▶ _Task statement_: Every entry is to be returned exactly as it stands; the pictures are to be dropped.

%%

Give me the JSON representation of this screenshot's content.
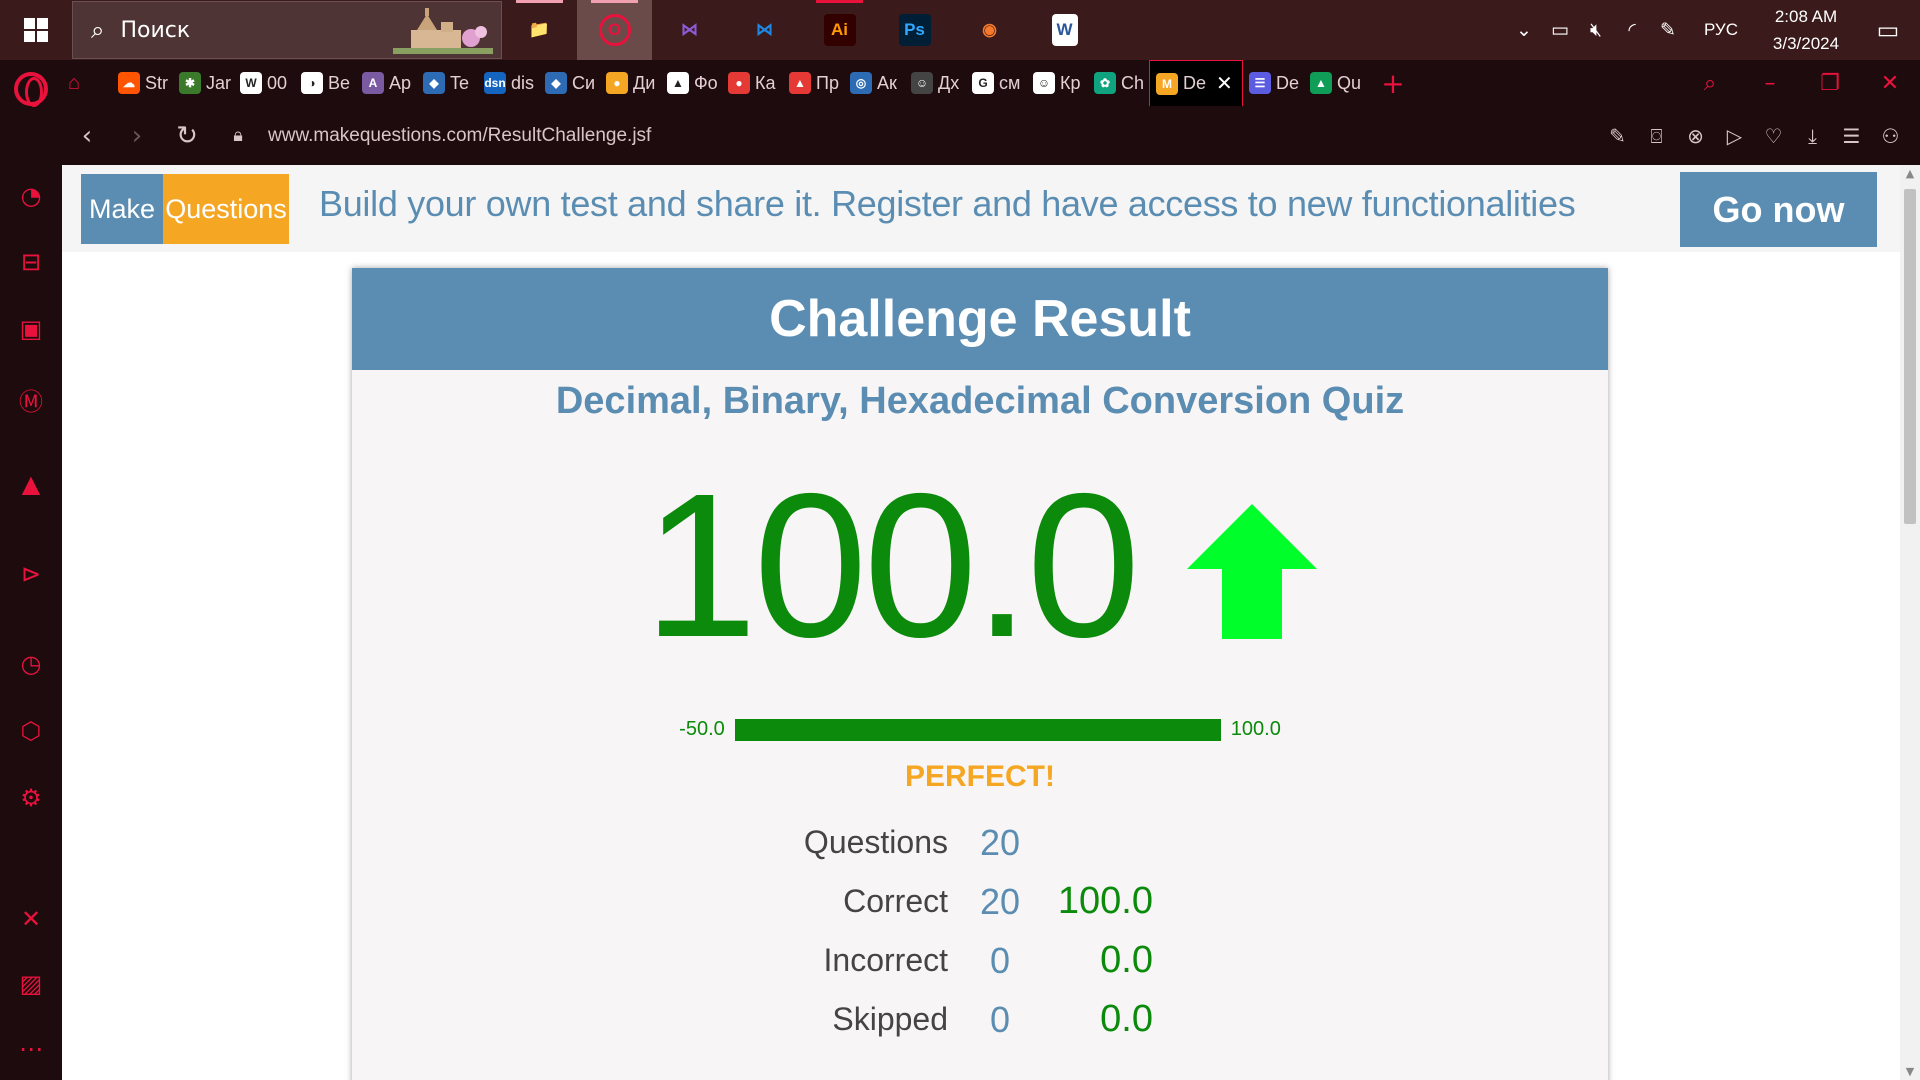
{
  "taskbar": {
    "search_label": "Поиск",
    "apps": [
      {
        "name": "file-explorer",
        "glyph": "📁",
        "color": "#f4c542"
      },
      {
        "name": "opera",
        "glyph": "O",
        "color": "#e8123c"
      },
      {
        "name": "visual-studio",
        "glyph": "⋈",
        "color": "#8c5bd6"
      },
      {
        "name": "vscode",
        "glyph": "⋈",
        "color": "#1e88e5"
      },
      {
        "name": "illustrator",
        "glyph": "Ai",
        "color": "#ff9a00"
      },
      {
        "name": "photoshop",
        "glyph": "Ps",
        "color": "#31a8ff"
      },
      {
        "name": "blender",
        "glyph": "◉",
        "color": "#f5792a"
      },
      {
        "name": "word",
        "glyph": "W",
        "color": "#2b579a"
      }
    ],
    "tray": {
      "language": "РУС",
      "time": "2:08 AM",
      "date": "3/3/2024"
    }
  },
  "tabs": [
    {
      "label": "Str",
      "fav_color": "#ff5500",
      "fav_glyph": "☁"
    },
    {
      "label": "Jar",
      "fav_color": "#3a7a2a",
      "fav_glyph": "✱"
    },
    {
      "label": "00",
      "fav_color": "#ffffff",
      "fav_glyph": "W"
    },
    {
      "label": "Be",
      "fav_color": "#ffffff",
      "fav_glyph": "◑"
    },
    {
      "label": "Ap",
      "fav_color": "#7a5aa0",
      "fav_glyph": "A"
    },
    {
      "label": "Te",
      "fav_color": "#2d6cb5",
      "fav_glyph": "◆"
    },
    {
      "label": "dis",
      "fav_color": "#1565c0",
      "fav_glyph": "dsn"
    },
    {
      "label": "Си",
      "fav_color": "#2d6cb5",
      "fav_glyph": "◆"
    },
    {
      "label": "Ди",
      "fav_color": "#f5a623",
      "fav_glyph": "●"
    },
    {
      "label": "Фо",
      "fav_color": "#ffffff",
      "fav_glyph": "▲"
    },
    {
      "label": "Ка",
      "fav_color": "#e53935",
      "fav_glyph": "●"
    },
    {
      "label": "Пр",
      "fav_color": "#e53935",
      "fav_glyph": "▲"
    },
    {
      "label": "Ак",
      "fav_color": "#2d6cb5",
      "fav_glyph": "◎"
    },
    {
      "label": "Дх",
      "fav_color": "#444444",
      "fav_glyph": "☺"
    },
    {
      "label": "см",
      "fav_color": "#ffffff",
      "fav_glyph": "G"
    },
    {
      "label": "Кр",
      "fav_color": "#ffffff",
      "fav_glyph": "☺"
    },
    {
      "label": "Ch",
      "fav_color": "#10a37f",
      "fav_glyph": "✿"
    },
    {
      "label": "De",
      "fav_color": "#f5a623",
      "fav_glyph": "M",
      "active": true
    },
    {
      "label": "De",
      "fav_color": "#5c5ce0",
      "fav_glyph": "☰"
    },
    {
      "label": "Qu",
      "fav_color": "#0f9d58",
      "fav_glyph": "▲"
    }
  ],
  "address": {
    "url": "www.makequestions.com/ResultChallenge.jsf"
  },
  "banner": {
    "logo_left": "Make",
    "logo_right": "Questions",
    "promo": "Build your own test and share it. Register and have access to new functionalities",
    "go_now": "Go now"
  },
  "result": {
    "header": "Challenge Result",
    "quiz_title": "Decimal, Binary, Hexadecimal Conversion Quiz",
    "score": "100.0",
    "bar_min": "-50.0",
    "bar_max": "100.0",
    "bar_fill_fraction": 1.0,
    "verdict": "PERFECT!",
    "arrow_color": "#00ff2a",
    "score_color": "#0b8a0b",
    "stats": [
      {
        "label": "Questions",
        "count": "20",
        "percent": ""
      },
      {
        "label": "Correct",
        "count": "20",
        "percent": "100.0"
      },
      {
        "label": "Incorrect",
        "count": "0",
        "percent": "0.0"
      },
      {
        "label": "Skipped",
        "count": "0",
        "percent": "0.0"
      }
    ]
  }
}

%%

▶ _Expected answer_:
Give me the JSON representation of this screenshot's content.
{
  "taskbar": {
    "search_label": "Поиск",
    "apps": [
      {
        "name": "file-explorer",
        "glyph": "📁",
        "color": "#f4c542"
      },
      {
        "name": "opera",
        "glyph": "O",
        "color": "#e8123c"
      },
      {
        "name": "visual-studio",
        "glyph": "⋈",
        "color": "#8c5bd6"
      },
      {
        "name": "vscode",
        "glyph": "⋈",
        "color": "#1e88e5"
      },
      {
        "name": "illustrator",
        "glyph": "Ai",
        "color": "#ff9a00"
      },
      {
        "name": "photoshop",
        "glyph": "Ps",
        "color": "#31a8ff"
      },
      {
        "name": "blender",
        "glyph": "◉",
        "color": "#f5792a"
      },
      {
        "name": "word",
        "glyph": "W",
        "color": "#2b579a"
      }
    ],
    "tray": {
      "language": "РУС",
      "time": "2:08 AM",
      "date": "3/3/2024"
    }
  },
  "tabs": [
    {
      "label": "Str",
      "fav_color": "#ff5500",
      "fav_glyph": "☁"
    },
    {
      "label": "Jar",
      "fav_color": "#3a7a2a",
      "fav_glyph": "✱"
    },
    {
      "label": "00",
      "fav_color": "#ffffff",
      "fav_glyph": "W"
    },
    {
      "label": "Be",
      "fav_color": "#ffffff",
      "fav_glyph": "◑"
    },
    {
      "label": "Ap",
      "fav_color": "#7a5aa0",
      "fav_glyph": "A"
    },
    {
      "label": "Te",
      "fav_color": "#2d6cb5",
      "fav_glyph": "◆"
    },
    {
      "label": "dis",
      "fav_color": "#1565c0",
      "fav_glyph": "dsn"
    },
    {
      "label": "Си",
      "fav_color": "#2d6cb5",
      "fav_glyph": "◆"
    },
    {
      "label": "Ди",
      "fav_color": "#f5a623",
      "fav_glyph": "●"
    },
    {
      "label": "Фо",
      "fav_color": "#ffffff",
      "fav_glyph": "▲"
    },
    {
      "label": "Ка",
      "fav_color": "#e53935",
      "fav_glyph": "●"
    },
    {
      "label": "Пр",
      "fav_color": "#e53935",
      "fav_glyph": "▲"
    },
    {
      "label": "Ак",
      "fav_color": "#2d6cb5",
      "fav_glyph": "◎"
    },
    {
      "label": "Дх",
      "fav_color": "#444444",
      "fav_glyph": "☺"
    },
    {
      "label": "см",
      "fav_color": "#ffffff",
      "fav_glyph": "G"
    },
    {
      "label": "Кр",
      "fav_color": "#ffffff",
      "fav_glyph": "☺"
    },
    {
      "label": "Ch",
      "fav_color": "#10a37f",
      "fav_glyph": "✿"
    },
    {
      "label": "De",
      "fav_color": "#f5a623",
      "fav_glyph": "M",
      "active": true
    },
    {
      "label": "De",
      "fav_color": "#5c5ce0",
      "fav_glyph": "☰"
    },
    {
      "label": "Qu",
      "fav_color": "#0f9d58",
      "fav_glyph": "▲"
    }
  ],
  "address": {
    "url": "www.makequestions.com/ResultChallenge.jsf"
  },
  "banner": {
    "logo_left": "Make",
    "logo_right": "Questions",
    "promo": "Build your own test and share it. Register and have access to new functionalities",
    "go_now": "Go now"
  },
  "result": {
    "header": "Challenge Result",
    "quiz_title": "Decimal, Binary, Hexadecimal Conversion Quiz",
    "score": "100.0",
    "bar_min": "-50.0",
    "bar_max": "100.0",
    "bar_fill_fraction": 1.0,
    "verdict": "PERFECT!",
    "arrow_color": "#00ff2a",
    "score_color": "#0b8a0b",
    "stats": [
      {
        "label": "Questions",
        "count": "20",
        "percent": ""
      },
      {
        "label": "Correct",
        "count": "20",
        "percent": "100.0"
      },
      {
        "label": "Incorrect",
        "count": "0",
        "percent": "0.0"
      },
      {
        "label": "Skipped",
        "count": "0",
        "percent": "0.0"
      }
    ]
  }
}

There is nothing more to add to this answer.